America's friends and foes alike on Thursday condemned the devastating car-bomb attack in Oklahoma City, with even Islamic fundamentalists who have spearheaded similar attacks against Israel expressing disapproval.
Common threads in the international reaction to the tragedy were compassion for the victims' families and disgust at the callousness of the attack, as world leaders wrote to President Clinton and released statements to convey their sympathy to the American people.
Islamic militant leaders in the Palestinian-ruled Gaza Strip said their organizations opposed the bombing.
"We as a movement reject this kind of action," said Saiyed abu Musameh, a leader of the militant Islamic Resistance Movement, or Hamas. "The Islamic movement's field of action is inside Palestine against the Israeli occupation forces. There is no hostility between us and the American people or any other people on Earth."
Sheik Nafez Azzam, a leader of the smaller Islamic Jihad, also denied that his group was involved.
But Israeli Foreign Minister Shimon Peres, whose country has suffered from suicide bombings by both groups, said he did not believe the Islamic militants were being sincere.
"I don't say Hamas did it, but a movement which is engaged in the killing of innocent people cannot be taken seriously when it makes a public declaration," he told Israel Television.
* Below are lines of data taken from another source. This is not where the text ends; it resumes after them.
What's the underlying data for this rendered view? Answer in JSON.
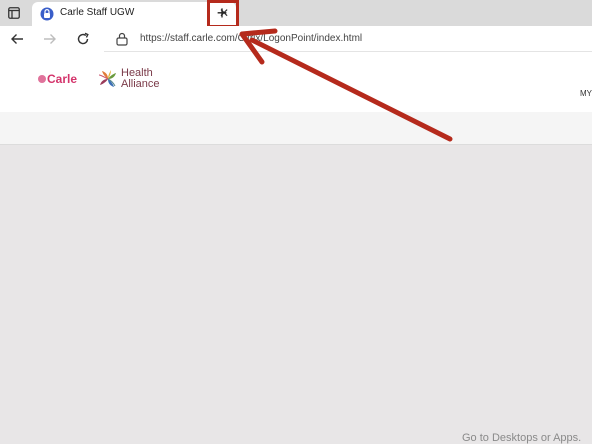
{
  "browser": {
    "tab": {
      "title": "Carle Staff UGW",
      "close_glyph": "✕"
    },
    "new_tab_glyph": "+",
    "address": {
      "url": "https://staff.carle.com/Citrix/LogonPoint/index.html"
    }
  },
  "site": {
    "carle_logo": "Carle",
    "health_alliance_line1": "Health",
    "health_alliance_line2": "Alliance",
    "my_label": "MY"
  },
  "footer": {
    "text": "Go to Desktops or Apps."
  },
  "colors": {
    "annotation_red": "#b52a1c",
    "carle_pink": "#d4346b",
    "health_alliance": "#7a3a48"
  },
  "icons": {
    "tab_actions": "tab-actions-icon",
    "favicon": "lock-shield-favicon-icon",
    "back": "back-arrow-icon",
    "forward": "forward-arrow-icon",
    "reload": "reload-icon",
    "lock": "lock-icon"
  }
}
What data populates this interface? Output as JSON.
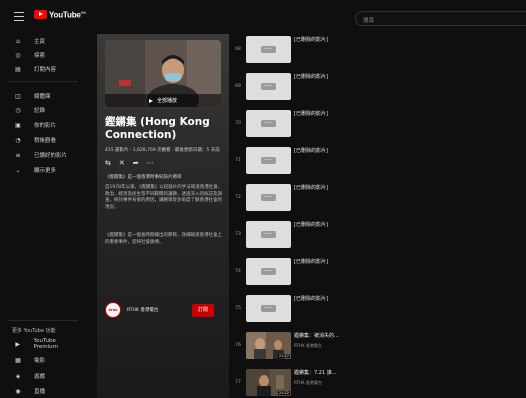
{
  "header": {
    "logo": "YouTube",
    "logo_sup": "HK",
    "search_placeholder": "搜尋"
  },
  "sidebar": {
    "primary": [
      {
        "icon": "home-icon",
        "glyph": "⌂",
        "label": "主頁"
      },
      {
        "icon": "explore-icon",
        "glyph": "◎",
        "label": "探索"
      },
      {
        "icon": "subscriptions-icon",
        "glyph": "▤",
        "label": "訂閱內容"
      }
    ],
    "library": [
      {
        "icon": "library-icon",
        "glyph": "◫",
        "label": "媒體庫"
      },
      {
        "icon": "history-icon",
        "glyph": "◷",
        "label": "記錄"
      },
      {
        "icon": "your-videos-icon",
        "glyph": "▣",
        "label": "你的影片"
      },
      {
        "icon": "watch-later-icon",
        "glyph": "◔",
        "label": "稍後觀看"
      },
      {
        "icon": "liked-icon",
        "glyph": "≡",
        "label": "已讚好的影片"
      },
      {
        "icon": "show-more-icon",
        "glyph": "⌄",
        "label": "顯示更多"
      }
    ],
    "more_title": "更多 YouTube 功能",
    "more": [
      {
        "icon": "premium-icon",
        "glyph": "▶",
        "label": "YouTube Premium"
      },
      {
        "icon": "movies-icon",
        "glyph": "▦",
        "label": "電影"
      },
      {
        "icon": "gaming-icon",
        "glyph": "◈",
        "label": "遊戲"
      },
      {
        "icon": "live-icon",
        "glyph": "◉",
        "label": "直播"
      }
    ]
  },
  "playlist": {
    "play_all": "全部播放",
    "title": "鏗鏘集 (Hong Kong Connection)",
    "meta": "415 部影片 · 1,628,769 次觀看 · 最後更新日期：5 天前",
    "actions": [
      "⇆",
      "✕",
      "➦",
      "⋯"
    ],
    "desc1": "《鏗鏘集》是一個香港時事紀錄片節目",
    "desc2": "自1978年以來，《鏗鏘集》以紀錄片的手法報道香港社會、政治、經濟及民生等不同範疇的議題，透過深入的採訪及調查，探討事件背後的原因，讓觀眾從多角度了解香港社會的現況。",
    "desc3": "《鏗鏘集》是一個長時間播出的節目，詳細報道香港社會上的重要事件，反映社會脈搏。",
    "channel_avatar": "RTHK",
    "channel_name": "RTHK 香港電台",
    "subscribe": "訂閱"
  },
  "videos": [
    {
      "index": "68",
      "title": "[已刪除的影片]",
      "sub": "",
      "deleted": true
    },
    {
      "index": "69",
      "title": "[已刪除的影片]",
      "sub": "",
      "deleted": true
    },
    {
      "index": "70",
      "title": "[已刪除的影片]",
      "sub": "",
      "deleted": true
    },
    {
      "index": "71",
      "title": "[已刪除的影片]",
      "sub": "",
      "deleted": true
    },
    {
      "index": "72",
      "title": "[已刪除的影片]",
      "sub": "",
      "deleted": true
    },
    {
      "index": "73",
      "title": "[已刪除的影片]",
      "sub": "",
      "deleted": true
    },
    {
      "index": "74",
      "title": "[已刪除的影片]",
      "sub": "",
      "deleted": true
    },
    {
      "index": "75",
      "title": "[已刪除的影片]",
      "sub": "",
      "deleted": true
    },
    {
      "index": "76",
      "title": "鏗鏘集：被消失的...",
      "sub": "RTHK 香港電台",
      "deleted": false,
      "duration": "21:27"
    },
    {
      "index": "77",
      "title": "鏗鏘集：7.21 誰...",
      "sub": "RTHK 香港電台",
      "deleted": false,
      "duration": "21:22"
    }
  ],
  "deleted_thumb_glyph": "•••"
}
Iran, which Washington alleges is the top sponsor of international terrorism, on Thursday also condemned the bombing "for destroying the lives of innocent people," but said U.S. policies were to blame.
"Terrorism is the big plague of our century, victimizing many nations," said state-run Tehran Radio in a commentary monitored by the British Broadcasting Corp. "But unfortunately the evil policies of hegemonist powers and governments have laid the grounds for such incidents."
Throughout the Middle East, however, other leaders were quick to send their condolences.
Israeli Prime Minister Yitzhak Rabin sent a telegram to Clinton expressing "sorrow and the pain at the explosion."
"The terror must be cut off before it hits again. The government of Israel and the people of Israel are ready to give all assistance if needed due to our large and sad experience in such cases," Rabin said.
Yasser Arafat, chairman of the Palestine Liberation Organization, said: "I have already sent many condolences to the President of the United States."
Ahmed Baqer, an Islamic fundamentalist member of Kuwait's Parliament, said: "This is a criminal act. No religion and no law permit such acts. A lot of civilians and children were killed. This is against human rights. This is against logic. We as a movement reject this kind of action."
Throughout the day Thursday, words of sympathy poured in from traditional U.S. allies and from nations that have more prickly relations with Washington.
Britain's Queen Elizabeth II told Clinton in a message: "I was shocked and distressed to learn of the terrible bomb explosion in Oklahoma City which has resulted in so many deaths and injuries. The Duke of Edinburgh joins me in sending through you, Mr. President, our deepest sympathy to the families of all those affected."
Prime Minister P.V. Narasimha Rao of India, whose nation has not always seen eye to eye with Washington, expressed horror and grief. "We were horrified to hear about the barbaric terrorist attack in Oklahoma that took so many innocent lives," he wrote to Clinton.
International terrorism is "a scourge of our times, unmindful of the value of human life, murderous in its objectives and outrageous in its means. . . . India stands by all those who are determined to rid our world of this dreadful menace," Rao said.
In Moscow, Foreign Ministry spokesman Grigory Karasin said Russians were shocked by news of the bombing and grieved along with Americans. France offered to send a special rescue unit that had helped search for survivors after the January earthquake in Kobe, Japan.
Other words of concern arrived from Canada, South Korea, the Philippines, Portugal, New Zealand, Australia, Turkey, the 15-nation European Union and elsewhere.
British terrorism experts and commentators, whose own country has long suffered as a target of terrorism, seasoned their sympathy with cautions that Americans may not be as prepared to face the high price of such violence as other nations.
"In Europe, we have become grimly inured to the horrible realities of terrorism, but in America a blast like the one which ripped through the middle of downtown Oklahoma City yesterday carries with it psychological reverberations for which the American public is almost wholly unprepared," columnist Ben Macintyre wrote in Thursday's Times of London.
"Since its founding, the country has rested on the comfortable belief that it is all but invulnerable to terrorist attacks on innocent civilians on its home territory."
Noted Conor Gearty, a terrorism expert at King's College at the University of London: "If it had happened in New York or Los Angeles, it would have been less incomprehensible, but Oklahoma City represents middle America, and that will add to people's fear."